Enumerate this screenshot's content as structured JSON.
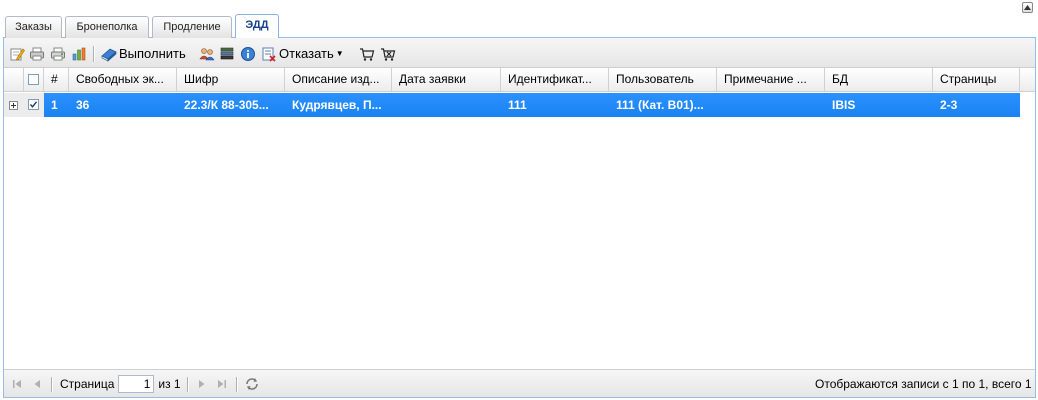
{
  "tabs": [
    {
      "label": "Заказы",
      "active": false
    },
    {
      "label": "Бронеполка",
      "active": false
    },
    {
      "label": "Продление",
      "active": false
    },
    {
      "label": "ЭДД",
      "active": true
    }
  ],
  "toolbar": {
    "icons": [
      "edit-icon",
      "print-icon",
      "print-alt-icon",
      "chart-icon",
      "book-icon",
      "users-icon",
      "stack-icon",
      "info-icon",
      "document-cancel-icon",
      "cart-icon",
      "cart-remove-icon"
    ],
    "execute_label": "Выполнить",
    "refuse_label": "Отказать"
  },
  "grid": {
    "columns": [
      "#",
      "Свободных эк...",
      "Шифр",
      "Описание изд...",
      "Дата заявки",
      "Идентификат...",
      "Пользователь",
      "Примечание ...",
      "БД",
      "Страницы"
    ],
    "rows": [
      {
        "checked": true,
        "selected": true,
        "cells": [
          "1",
          "36",
          "22.3/К 88-305...",
          "Кудрявцев, П...",
          "",
          "111",
          "111 (Кат. В01)...",
          "",
          "IBIS",
          "2-3"
        ]
      }
    ]
  },
  "pager": {
    "page_label": "Страница",
    "page_value": "1",
    "of_label": "из 1",
    "status": "Отображаются записи с 1 по 1, всего 1"
  },
  "colors": {
    "accent": "#1e88f5",
    "border": "#99bbe8",
    "active_tab_text": "#15428b"
  }
}
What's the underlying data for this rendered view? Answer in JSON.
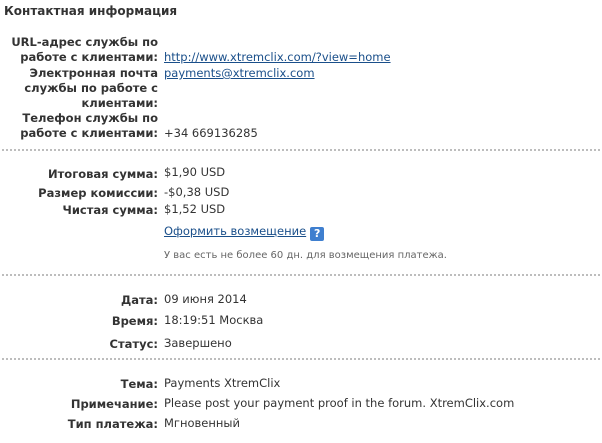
{
  "contact": {
    "section_title": "Контактная информация",
    "service_url_label_1": "URL-адрес службы по",
    "service_url_label_2": "работе с клиентами:",
    "service_url_value": "http://www.xtremclix.com/?view=home",
    "email_label_1": "Электронная почта",
    "email_label_2": "службы по работе с",
    "email_label_3": "клиентами:",
    "email_value": "payments@xtremclix.com",
    "phone_label_1": "Телефон службы по",
    "phone_label_2": "работе с клиентами:",
    "phone_value": "+34 669136285"
  },
  "amounts": {
    "total_label": "Итоговая сумма:",
    "total_value": "$1,90 USD",
    "fee_label": "Размер комиссии:",
    "fee_value": "-$0,38 USD",
    "net_label": "Чистая сумма:",
    "net_value": "$1,52 USD",
    "refund_link": "Оформить возмещение",
    "help_icon_text": "?",
    "refund_note": "У вас есть не более 60 дн. для возмещения платежа."
  },
  "details": {
    "date_label": "Дата:",
    "date_value": "09 июня 2014",
    "time_label": "Время:",
    "time_value": "18:19:51 Москва",
    "status_label": "Статус:",
    "status_value": "Завершено"
  },
  "payment": {
    "subject_label": "Тема:",
    "subject_value": "Payments XtremClix",
    "note_label": "Примечание:",
    "note_value": "Please post your payment proof in the forum. XtremClix.com",
    "type_label": "Тип платежа:",
    "type_value": "Мгновенный"
  },
  "colors": {
    "link": "#1a4f8a",
    "help_icon_bg": "#3f7fcf",
    "separator": "#bdbdbd"
  }
}
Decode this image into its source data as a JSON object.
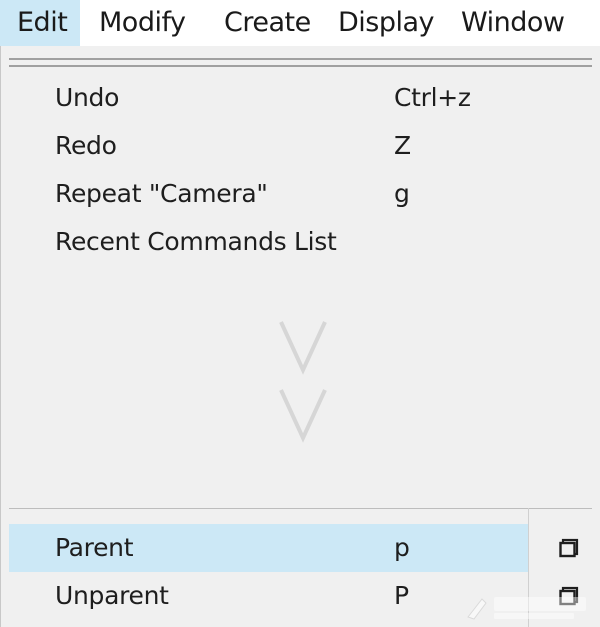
{
  "menubar": {
    "items": [
      {
        "label": "Edit",
        "active": true
      },
      {
        "label": "Modify",
        "active": false
      },
      {
        "label": "Create",
        "active": false
      },
      {
        "label": "Display",
        "active": false
      },
      {
        "label": "Window",
        "active": false
      }
    ]
  },
  "menu": {
    "top_items": [
      {
        "label": "Undo",
        "shortcut": "Ctrl+z"
      },
      {
        "label": "Redo",
        "shortcut": "Z"
      },
      {
        "label": "Repeat \"Camera\"",
        "shortcut": "g"
      },
      {
        "label": "Recent Commands List",
        "shortcut": ""
      }
    ],
    "more_indicator_icon": "chevron-down-double-icon",
    "bottom_items": [
      {
        "label": "Parent",
        "shortcut": "p",
        "highlighted": true,
        "option_icon": "option-box-icon"
      },
      {
        "label": "Unparent",
        "shortcut": "P",
        "highlighted": false,
        "option_icon": "option-box-icon"
      }
    ]
  },
  "colors": {
    "highlight": "#cce8f6",
    "menu_bg": "#f0f0f0",
    "menubar_bg": "#ffffff",
    "text": "#1e1e1e"
  }
}
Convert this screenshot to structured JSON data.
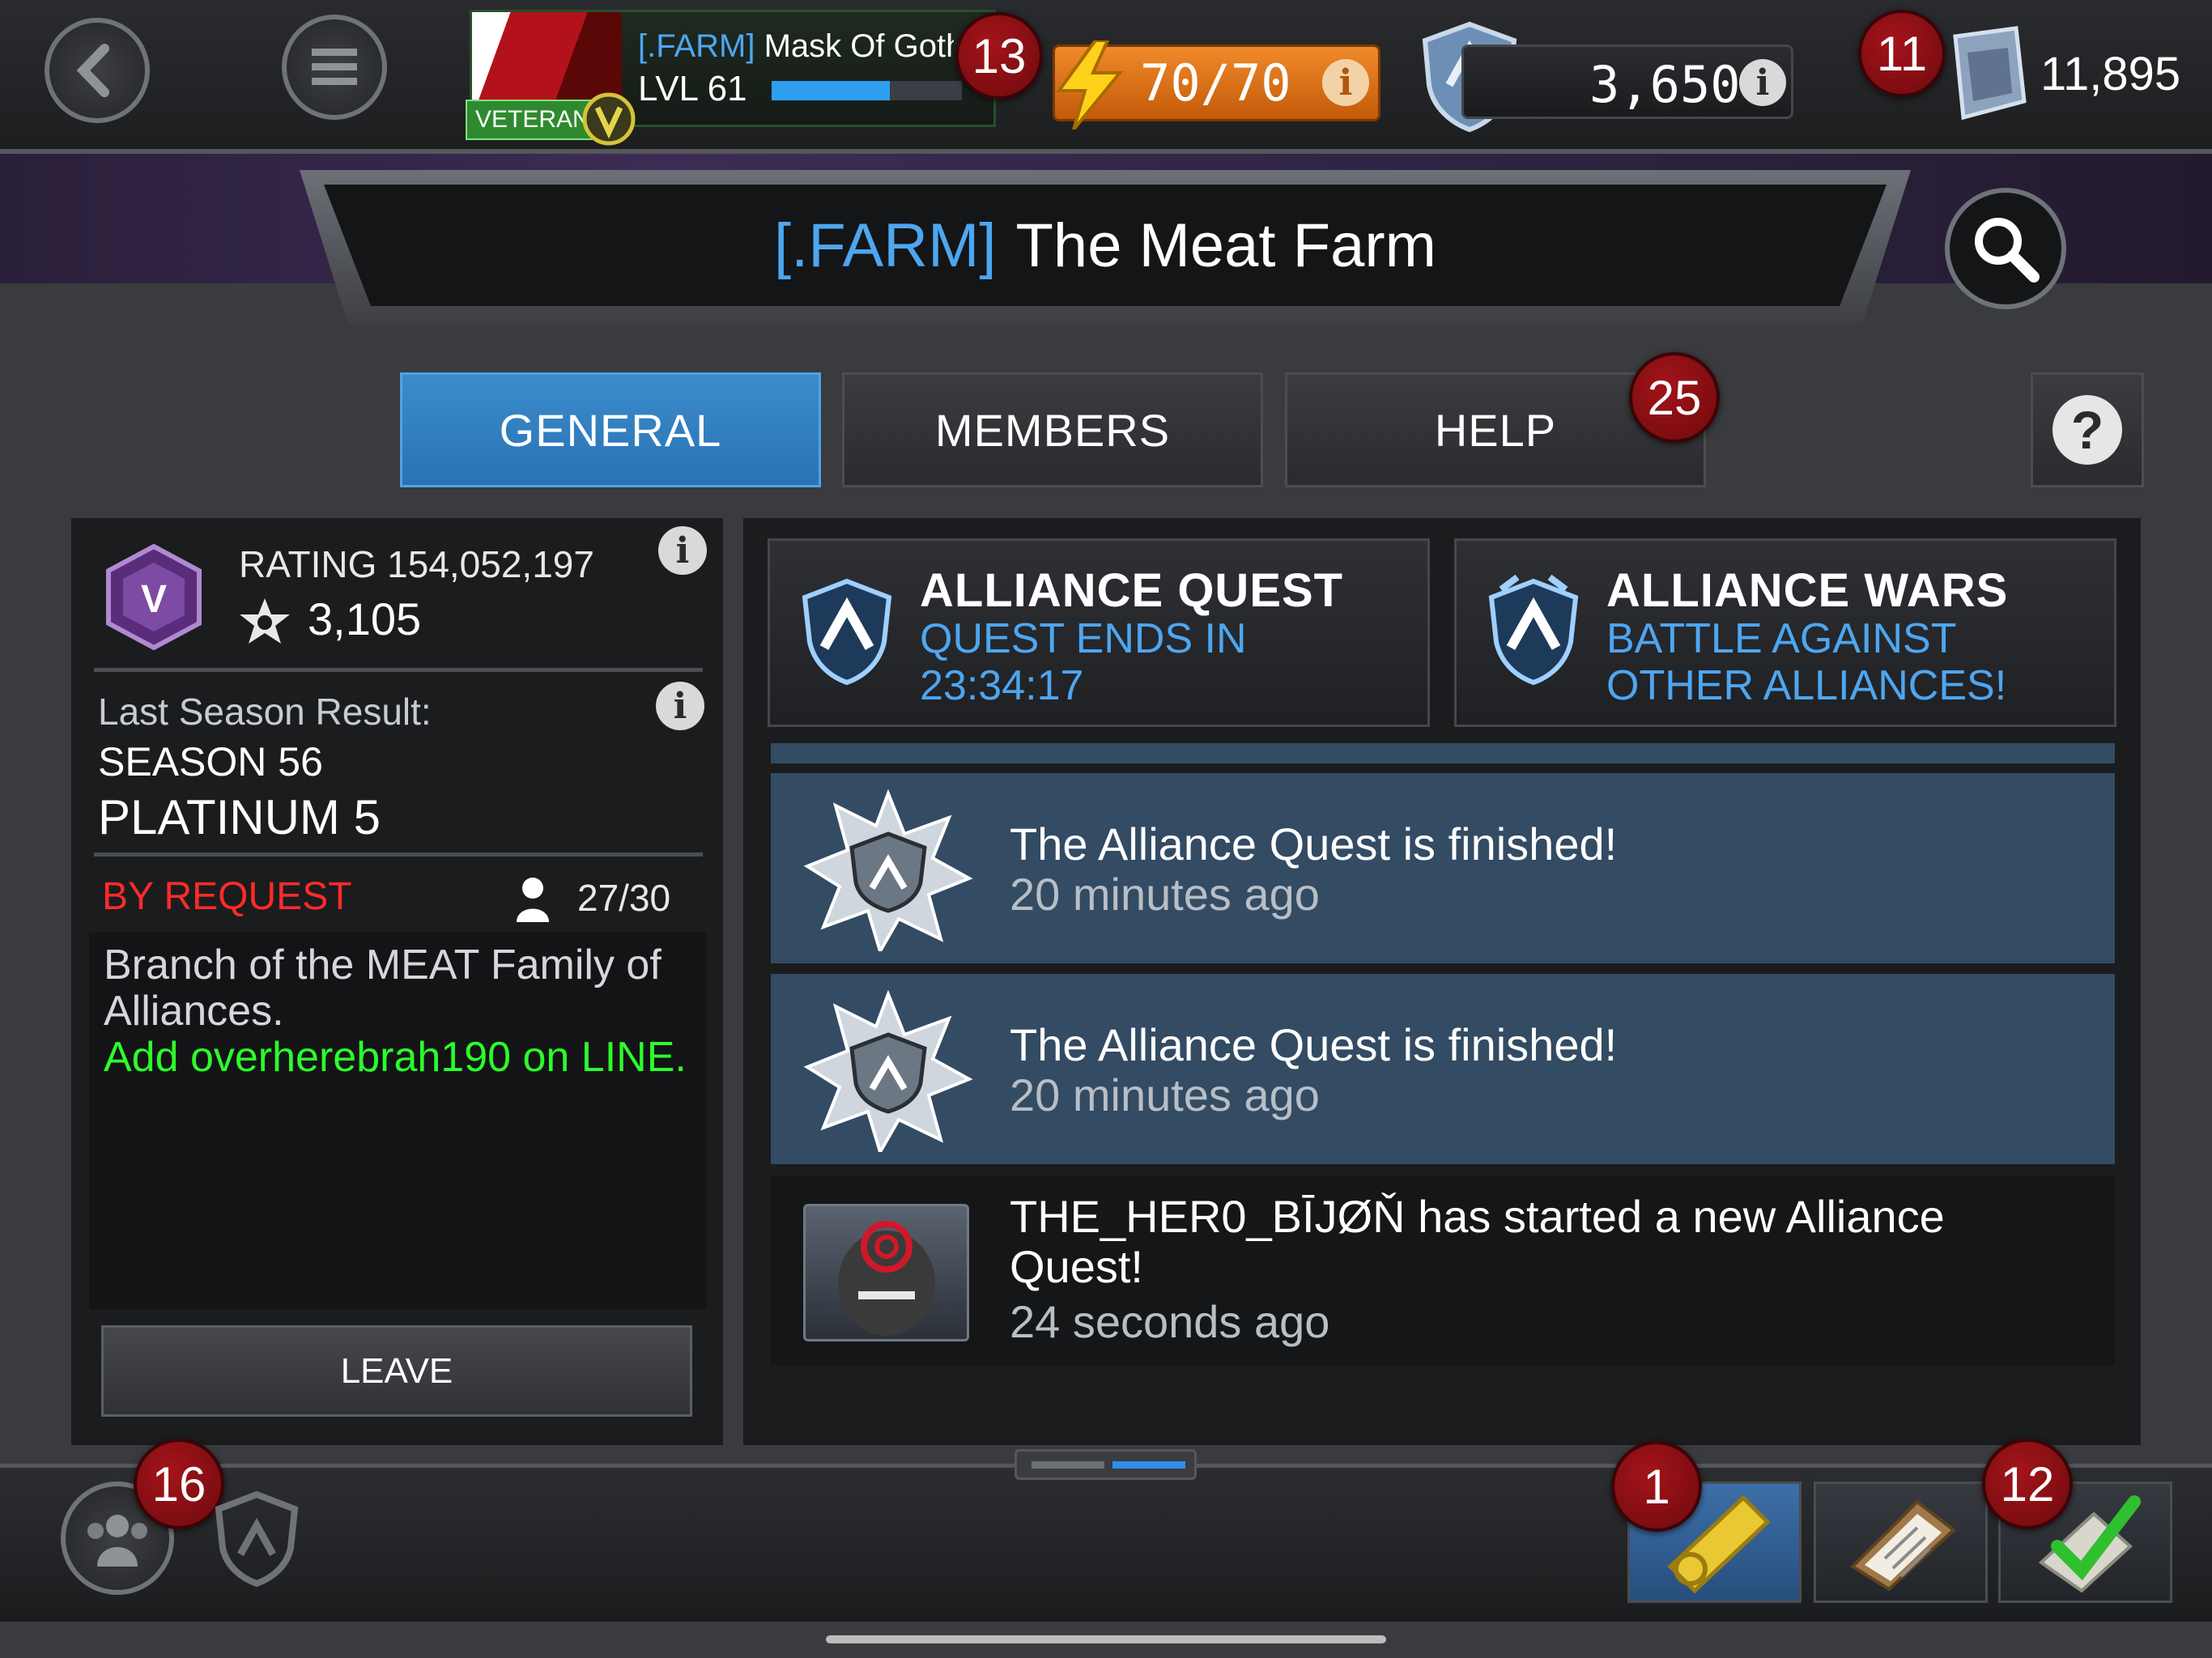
{
  "topbar": {
    "player": {
      "alliance_tag": "[.FARM]",
      "name": "Mask Of Gotha",
      "level": "LVL 61",
      "veteran": "VETERAN",
      "level_progress": 0.62
    },
    "profile_badge": "13",
    "energy": "70/70",
    "units": "3,650",
    "crystals_badge": "11",
    "crystals": "11,895"
  },
  "title": {
    "tag": "[.FARM]",
    "name": "The Meat Farm"
  },
  "tabs": [
    {
      "label": "GENERAL",
      "active": true
    },
    {
      "label": "MEMBERS",
      "active": false
    },
    {
      "label": "HELP",
      "active": false
    }
  ],
  "help_badge": "25",
  "info": {
    "rating": "RATING 154,052,197",
    "prestige": "3,105",
    "last_season_label": "Last Season Result:",
    "season": "SEASON 56",
    "tier": "PLATINUM 5",
    "join_type": "BY REQUEST",
    "members_count": "27/30",
    "description_line": "Branch of the MEAT Family of Alliances.",
    "description_note": "Add overherebrah190 on LINE.",
    "leave_label": "LEAVE"
  },
  "modes": [
    {
      "title": "ALLIANCE QUEST",
      "sub1": "QUEST ENDS IN",
      "sub2": "23:34:17"
    },
    {
      "title": "ALLIANCE WARS",
      "sub1": "BATTLE AGAINST",
      "sub2": "OTHER ALLIANCES!"
    }
  ],
  "feed": [
    {
      "text": "The Alliance Quest is finished!",
      "time": "20 minutes ago"
    },
    {
      "text": "The Alliance Quest is finished!",
      "time": "20 minutes ago"
    },
    {
      "text": "THE_HER0_BĪJØŇ has started a new Alliance Quest!",
      "time": "24 seconds ago"
    }
  ],
  "bottombar": {
    "alliance_badge": "16",
    "loot_badge": "1",
    "quests_badge": "12"
  },
  "colors": {
    "accent_blue": "#2a72b3",
    "energy_orange": "#e07b1f",
    "badge_red": "#8f1016",
    "request_red": "#ff2a2a",
    "note_green": "#2bff2b",
    "feed_blue": "#334b63"
  }
}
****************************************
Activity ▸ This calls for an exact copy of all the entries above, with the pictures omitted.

Completed exercise ▸
Enumerate this screenshot's content as structured JSON.
{
  "tabs": [
    {
      "label": "Заказы",
      "active": false
    },
    {
      "label": "Бронеполка",
      "active": false
    },
    {
      "label": "Продление",
      "active": false
    },
    {
      "label": "ЭДД",
      "active": true
    }
  ],
  "toolbar": {
    "icons": [
      "edit-icon",
      "print-icon",
      "print-alt-icon",
      "chart-icon",
      "book-icon",
      "users-icon",
      "stack-icon",
      "info-icon",
      "document-cancel-icon",
      "cart-icon",
      "cart-remove-icon"
    ],
    "execute_label": "Выполнить",
    "refuse_label": "Отказать"
  },
  "grid": {
    "columns": [
      "#",
      "Свободных эк...",
      "Шифр",
      "Описание изд...",
      "Дата заявки",
      "Идентификат...",
      "Пользователь",
      "Примечание ...",
      "БД",
      "Страницы"
    ],
    "rows": [
      {
        "checked": true,
        "selected": true,
        "cells": [
          "1",
          "36",
          "22.3/К 88-305...",
          "Кудрявцев, П...",
          "",
          "111",
          "111 (Кат. В01)...",
          "",
          "IBIS",
          "2-3"
        ]
      }
    ]
  },
  "pager": {
    "page_label": "Страница",
    "page_value": "1",
    "of_label": "из 1",
    "status": "Отображаются записи с 1 по 1, всего 1"
  },
  "colors": {
    "accent": "#1e88f5",
    "border": "#99bbe8",
    "active_tab_text": "#15428b"
  }
}
What's the underlying data for this rendered view? Answer in JSON.
{
  "contact": {
    "section_title": "Контактная информация",
    "service_url_label_1": "URL-адрес службы по",
    "service_url_label_2": "работе с клиентами:",
    "service_url_value": "http://www.xtremclix.com/?view=home",
    "email_label_1": "Электронная почта",
    "email_label_2": "службы по работе с",
    "email_label_3": "клиентами:",
    "email_value": "payments@xtremclix.com",
    "phone_label_1": "Телефон службы по",
    "phone_label_2": "работе с клиентами:",
    "phone_value": "+34 669136285"
  },
  "amounts": {
    "total_label": "Итоговая сумма:",
    "total_value": "$1,90 USD",
    "fee_label": "Размер комиссии:",
    "fee_value": "-$0,38 USD",
    "net_label": "Чистая сумма:",
    "net_value": "$1,52 USD",
    "refund_link": "Оформить возмещение",
    "help_icon_text": "?",
    "refund_note": "У вас есть не более 60 дн. для возмещения платежа."
  },
  "details": {
    "date_label": "Дата:",
    "date_value": "09 июня 2014",
    "time_label": "Время:",
    "time_value": "18:19:51 Москва",
    "status_label": "Статус:",
    "status_value": "Завершено"
  },
  "payment": {
    "subject_label": "Тема:",
    "subject_value": "Payments XtremClix",
    "note_label": "Примечание:",
    "note_value": "Please post your payment proof in the forum. XtremClix.com",
    "type_label": "Тип платежа:",
    "type_value": "Мгновенный"
  },
  "colors": {
    "link": "#1a4f8a",
    "help_icon_bg": "#3f7fcf",
    "separator": "#bdbdbd"
  }
}
Decode this image into its source data as a JSON object.
{
  "menubar": {
    "items": [
      {
        "label": "Edit",
        "active": true
      },
      {
        "label": "Modify",
        "active": false
      },
      {
        "label": "Create",
        "active": false
      },
      {
        "label": "Display",
        "active": false
      },
      {
        "label": "Window",
        "active": false
      }
    ]
  },
  "menu": {
    "top_items": [
      {
        "label": "Undo",
        "shortcut": "Ctrl+z"
      },
      {
        "label": "Redo",
        "shortcut": "Z"
      },
      {
        "label": "Repeat \"Camera\"",
        "shortcut": "g"
      },
      {
        "label": "Recent Commands List",
        "shortcut": ""
      }
    ],
    "more_indicator_icon": "chevron-down-double-icon",
    "bottom_items": [
      {
        "label": "Parent",
        "shortcut": "p",
        "highlighted": true,
        "option_icon": "option-box-icon"
      },
      {
        "label": "Unparent",
        "shortcut": "P",
        "highlighted": false,
        "option_icon": "option-box-icon"
      }
    ]
  },
  "colors": {
    "highlight": "#cce8f6",
    "menu_bg": "#f0f0f0",
    "menubar_bg": "#ffffff",
    "text": "#1e1e1e"
  }
}
Convert this screenshot to structured JSON data.
{
  "topbar": {
    "player": {
      "alliance_tag": "[.FARM]",
      "name": "Mask Of Gotha",
      "level": "LVL 61",
      "veteran": "VETERAN",
      "level_progress": 0.62
    },
    "profile_badge": "13",
    "energy": "70/70",
    "units": "3,650",
    "crystals_badge": "11",
    "crystals": "11,895"
  },
  "title": {
    "tag": "[.FARM]",
    "name": "The Meat Farm"
  },
  "tabs": [
    {
      "label": "GENERAL",
      "active": true
    },
    {
      "label": "MEMBERS",
      "active": false
    },
    {
      "label": "HELP",
      "active": false
    }
  ],
  "help_badge": "25",
  "info": {
    "rating": "RATING 154,052,197",
    "prestige": "3,105",
    "last_season_label": "Last Season Result:",
    "season": "SEASON 56",
    "tier": "PLATINUM 5",
    "join_type": "BY REQUEST",
    "members_count": "27/30",
    "description_line": "Branch of the MEAT Family of Alliances.",
    "description_note": "Add overherebrah190 on LINE.",
    "leave_label": "LEAVE"
  },
  "modes": [
    {
      "title": "ALLIANCE QUEST",
      "sub1": "QUEST ENDS IN",
      "sub2": "23:34:17"
    },
    {
      "title": "ALLIANCE WARS",
      "sub1": "BATTLE AGAINST",
      "sub2": "OTHER ALLIANCES!"
    }
  ],
  "feed": [
    {
      "text": "The Alliance Quest is finished!",
      "time": "20 minutes ago"
    },
    {
      "text": "The Alliance Quest is finished!",
      "time": "20 minutes ago"
    },
    {
      "text": "THE_HER0_BĪJØŇ has started a new Alliance Quest!",
      "time": "24 seconds ago"
    }
  ],
  "bottombar": {
    "alliance_badge": "16",
    "loot_badge": "1",
    "quests_badge": "12"
  },
  "colors": {
    "accent_blue": "#2a72b3",
    "energy_orange": "#e07b1f",
    "badge_red": "#8f1016",
    "request_red": "#ff2a2a",
    "note_green": "#2bff2b",
    "feed_blue": "#334b63"
  }
}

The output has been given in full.